Johnson & Johnson $100m talc-cancer payout
The family of a woman whose death from ovarian cancer was linked to her use of Johnson & Johnson's talc-based Baby Powder and Shower to Shower is awarded $100 million in damages by a Missouri state jury in the US.
A jury has awarded $72 million (AU$100 million) in damages on a woman's claim that her longtime use of baby powder and other Johnson & Johnson products contributed to the ovarian cancer that killed her.
The St. Louis Circuit Court jury found that the company failed to warn the public and conspired to hide the truth, said Jim Onder, one of the lead attorneys.
Johnson & Johnson is expected to appeal, and has issued a statement insisting the products are safe.
The plaintiffs' lawyers said it was the first jury in the nation to award damages over claims that are the basis of at least 1200 suits in St. Louis and elsewhere.
The verdict, in favour of the family of deceased woman Jacqueline Fox, was for $10 million (AU$103.9 million) in actual damages and the remainder in punitive damages. About half the punitive damages would go toward the Missouri Crime Victim Compensation Fund, Onder said.
Fox, 62, of Birmingham, Alabama, died last autumn, about two years after being diagnosed. Her son, Marvin Salter, became plaintiff after her death. Jurors heard from Fox in an audio deposition.
The suit claimed her use for more than 35 years of talc-containing products, such as Johnson's Baby Powder and Shower to Shower body powder for feminine hygiene, contributed to her cancer.
The more than three-week trial culminated in nearly five hours of deliberations that delivered a decision on Monday night.
One juror, Jerome Kendrick, 50, said he and nine women voted in favor of Fox.
The company's internal memos "pretty much sealed my opinion," Kendrick said.
"They tried to cover up and influence the boards that regulate cosmetics.
"They could have at least put a warning label on the box but they didn't. They did nothing."
He said the $62 million total was calculated at $1 million for each year of Fox's life.
Fox's son, Salter, said, "I was speechless when we heard the initial number." He added, "To think how groundbreaking this could be for so many other women."

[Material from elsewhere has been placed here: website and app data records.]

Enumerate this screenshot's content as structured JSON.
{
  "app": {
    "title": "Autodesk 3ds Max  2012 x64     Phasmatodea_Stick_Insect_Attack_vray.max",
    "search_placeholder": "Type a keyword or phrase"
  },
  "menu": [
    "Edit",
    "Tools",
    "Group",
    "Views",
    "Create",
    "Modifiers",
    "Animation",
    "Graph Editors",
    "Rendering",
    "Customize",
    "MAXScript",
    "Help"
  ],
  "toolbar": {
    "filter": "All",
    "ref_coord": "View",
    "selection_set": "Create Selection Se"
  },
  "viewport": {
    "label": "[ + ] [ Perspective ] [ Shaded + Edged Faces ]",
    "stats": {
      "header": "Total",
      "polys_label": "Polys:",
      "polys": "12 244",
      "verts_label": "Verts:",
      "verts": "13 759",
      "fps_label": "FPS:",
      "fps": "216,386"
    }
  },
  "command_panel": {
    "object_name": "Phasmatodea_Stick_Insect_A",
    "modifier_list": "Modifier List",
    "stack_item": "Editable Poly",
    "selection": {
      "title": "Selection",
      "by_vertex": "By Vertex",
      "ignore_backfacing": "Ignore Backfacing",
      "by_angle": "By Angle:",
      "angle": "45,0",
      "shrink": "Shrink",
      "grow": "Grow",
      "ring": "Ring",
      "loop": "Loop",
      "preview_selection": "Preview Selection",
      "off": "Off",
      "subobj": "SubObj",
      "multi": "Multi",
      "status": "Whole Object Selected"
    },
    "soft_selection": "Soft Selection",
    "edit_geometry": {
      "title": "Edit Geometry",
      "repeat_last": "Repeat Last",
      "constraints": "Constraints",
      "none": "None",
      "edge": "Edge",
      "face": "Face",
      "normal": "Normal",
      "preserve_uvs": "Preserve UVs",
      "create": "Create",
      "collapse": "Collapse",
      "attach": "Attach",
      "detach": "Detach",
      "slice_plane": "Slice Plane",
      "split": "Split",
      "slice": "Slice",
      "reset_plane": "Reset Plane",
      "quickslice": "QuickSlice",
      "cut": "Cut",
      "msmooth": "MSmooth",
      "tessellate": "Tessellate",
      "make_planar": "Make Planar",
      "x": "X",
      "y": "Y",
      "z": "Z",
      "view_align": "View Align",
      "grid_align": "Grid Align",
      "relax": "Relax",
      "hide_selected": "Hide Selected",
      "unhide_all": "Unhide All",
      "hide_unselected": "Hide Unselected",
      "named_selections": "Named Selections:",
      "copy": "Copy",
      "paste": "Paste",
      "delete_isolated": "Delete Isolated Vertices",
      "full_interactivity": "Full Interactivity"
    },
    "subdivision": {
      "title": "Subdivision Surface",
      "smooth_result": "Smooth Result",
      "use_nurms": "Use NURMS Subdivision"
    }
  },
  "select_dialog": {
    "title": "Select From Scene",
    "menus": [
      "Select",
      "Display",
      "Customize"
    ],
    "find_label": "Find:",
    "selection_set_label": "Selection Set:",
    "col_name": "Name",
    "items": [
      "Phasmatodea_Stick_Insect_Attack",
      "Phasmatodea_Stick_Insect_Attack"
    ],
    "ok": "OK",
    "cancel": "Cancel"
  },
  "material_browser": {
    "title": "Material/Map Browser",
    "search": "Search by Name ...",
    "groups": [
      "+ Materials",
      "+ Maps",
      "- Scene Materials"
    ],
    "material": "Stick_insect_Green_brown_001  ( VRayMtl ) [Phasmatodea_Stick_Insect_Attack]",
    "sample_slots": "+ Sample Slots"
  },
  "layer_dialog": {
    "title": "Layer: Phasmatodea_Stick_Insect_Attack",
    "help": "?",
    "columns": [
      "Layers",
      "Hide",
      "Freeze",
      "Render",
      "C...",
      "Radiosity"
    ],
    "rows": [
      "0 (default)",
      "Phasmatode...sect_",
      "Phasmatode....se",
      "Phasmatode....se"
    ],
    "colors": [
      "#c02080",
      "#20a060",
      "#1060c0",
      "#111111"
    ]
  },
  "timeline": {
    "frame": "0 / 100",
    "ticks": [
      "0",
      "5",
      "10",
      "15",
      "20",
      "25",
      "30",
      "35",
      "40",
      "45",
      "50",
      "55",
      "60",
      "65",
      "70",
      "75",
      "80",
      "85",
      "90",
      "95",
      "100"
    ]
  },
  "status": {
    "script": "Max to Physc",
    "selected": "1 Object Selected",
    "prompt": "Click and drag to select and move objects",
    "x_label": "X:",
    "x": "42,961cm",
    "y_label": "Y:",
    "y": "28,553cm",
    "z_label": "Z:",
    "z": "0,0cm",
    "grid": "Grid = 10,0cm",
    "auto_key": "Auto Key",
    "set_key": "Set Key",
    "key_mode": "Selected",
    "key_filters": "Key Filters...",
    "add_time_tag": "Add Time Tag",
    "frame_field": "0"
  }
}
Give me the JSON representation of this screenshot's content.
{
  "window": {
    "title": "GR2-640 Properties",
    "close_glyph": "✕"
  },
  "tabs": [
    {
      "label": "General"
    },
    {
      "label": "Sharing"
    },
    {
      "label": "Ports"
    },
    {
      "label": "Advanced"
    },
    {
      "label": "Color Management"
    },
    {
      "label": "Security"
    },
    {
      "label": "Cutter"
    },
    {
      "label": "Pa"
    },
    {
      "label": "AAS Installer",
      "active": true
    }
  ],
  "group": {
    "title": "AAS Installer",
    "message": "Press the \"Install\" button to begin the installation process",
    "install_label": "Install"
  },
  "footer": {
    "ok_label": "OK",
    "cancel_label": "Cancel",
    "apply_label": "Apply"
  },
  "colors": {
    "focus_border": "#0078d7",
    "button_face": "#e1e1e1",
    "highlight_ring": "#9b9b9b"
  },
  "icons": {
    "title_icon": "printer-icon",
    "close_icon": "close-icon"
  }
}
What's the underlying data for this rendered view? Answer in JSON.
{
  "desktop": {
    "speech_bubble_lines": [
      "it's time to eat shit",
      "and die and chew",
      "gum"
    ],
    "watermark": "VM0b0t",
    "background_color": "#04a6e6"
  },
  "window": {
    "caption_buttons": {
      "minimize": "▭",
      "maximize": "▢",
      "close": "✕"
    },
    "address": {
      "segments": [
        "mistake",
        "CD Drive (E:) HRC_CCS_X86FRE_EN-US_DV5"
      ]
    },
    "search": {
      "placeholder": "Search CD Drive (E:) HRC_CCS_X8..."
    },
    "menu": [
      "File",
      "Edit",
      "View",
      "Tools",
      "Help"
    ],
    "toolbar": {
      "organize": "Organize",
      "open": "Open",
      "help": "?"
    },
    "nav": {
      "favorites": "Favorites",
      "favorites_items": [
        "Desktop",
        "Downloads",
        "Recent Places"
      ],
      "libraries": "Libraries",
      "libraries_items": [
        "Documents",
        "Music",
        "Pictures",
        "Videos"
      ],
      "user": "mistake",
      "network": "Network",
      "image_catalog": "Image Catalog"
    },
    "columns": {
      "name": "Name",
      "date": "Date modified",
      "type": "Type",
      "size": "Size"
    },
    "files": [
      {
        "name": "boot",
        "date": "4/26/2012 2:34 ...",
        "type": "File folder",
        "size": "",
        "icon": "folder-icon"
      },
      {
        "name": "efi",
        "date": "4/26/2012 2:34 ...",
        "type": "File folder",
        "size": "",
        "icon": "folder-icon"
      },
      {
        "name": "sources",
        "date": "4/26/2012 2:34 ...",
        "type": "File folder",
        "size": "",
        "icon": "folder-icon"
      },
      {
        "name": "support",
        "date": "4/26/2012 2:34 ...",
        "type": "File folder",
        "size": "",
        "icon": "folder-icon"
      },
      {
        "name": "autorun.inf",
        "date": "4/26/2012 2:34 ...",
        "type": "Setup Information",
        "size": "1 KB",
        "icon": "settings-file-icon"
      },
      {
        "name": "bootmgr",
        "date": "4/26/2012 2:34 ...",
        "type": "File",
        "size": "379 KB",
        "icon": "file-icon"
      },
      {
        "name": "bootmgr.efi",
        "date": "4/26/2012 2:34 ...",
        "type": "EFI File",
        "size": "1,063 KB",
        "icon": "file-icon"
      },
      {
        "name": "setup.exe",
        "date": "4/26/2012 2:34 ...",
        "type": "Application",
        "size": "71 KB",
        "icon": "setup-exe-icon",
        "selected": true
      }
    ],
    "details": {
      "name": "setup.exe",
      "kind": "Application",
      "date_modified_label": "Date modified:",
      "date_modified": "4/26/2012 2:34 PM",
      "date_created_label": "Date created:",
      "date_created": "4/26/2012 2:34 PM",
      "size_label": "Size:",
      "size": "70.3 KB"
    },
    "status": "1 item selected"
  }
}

He said Johnson & Johnson is a household name he always trusted. "My reaction was disbelief. How can a company have known about this relationship between talc and ovarian cancer since the 1970s and not disclosed it?"
He was the only biological child of Fox, a single mother who also raised foster children.
Lead attorney Onder said that after being diagnosed with Stage 3 ovarian cancer, Fox contacted lawyers based on a TV ad about talc. "The sad part is, she had to learn about it from lawyer ads, while Johnson & Johnson tried to hide the truth from her," he said.
"All their internal documents show that they knew talc caused ovarian cancer, and actively undertook to hide the truth, not only from the governmental regulators but from the public."
He said the company spent 30 years preparing for litigation over it.
He said one company internal document talks about declining product use because of increased awareness of the health risk, and how to grow the franchise by targeting blacks and Hispanics as the highest users of talcum powder. Fox was black.
Talcum powder is made from talc, a mineral. Fox's lawyers said corn starch is a safer alternative but the company chose not to use it.
The American Cancer Society's website says "it has been suggested that talcum powder might cause cancer in the ovaries if the powder particles (applied to the genital area or on sanitary napkins, diaphragms, or condoms) were to travel through the vagina, uterus, and fallopian tubes to the ovary."
But the society says studies have mixed results, some showing a slightly increased risk and some showing none. The research continues.
An epidemiologist who testified for Fox estimated about 10 percent of those who die have ovarian cancers linked to talc.
A pathologist found talc in Fox's ovaries, which caused the inflammation which in turn caused her cancer, Beasley said.
Salter said his mother, who died on October 6, did not sue for the money.
"It was a fight," he said, "so others are warned."
St. Louis Post-Dispatch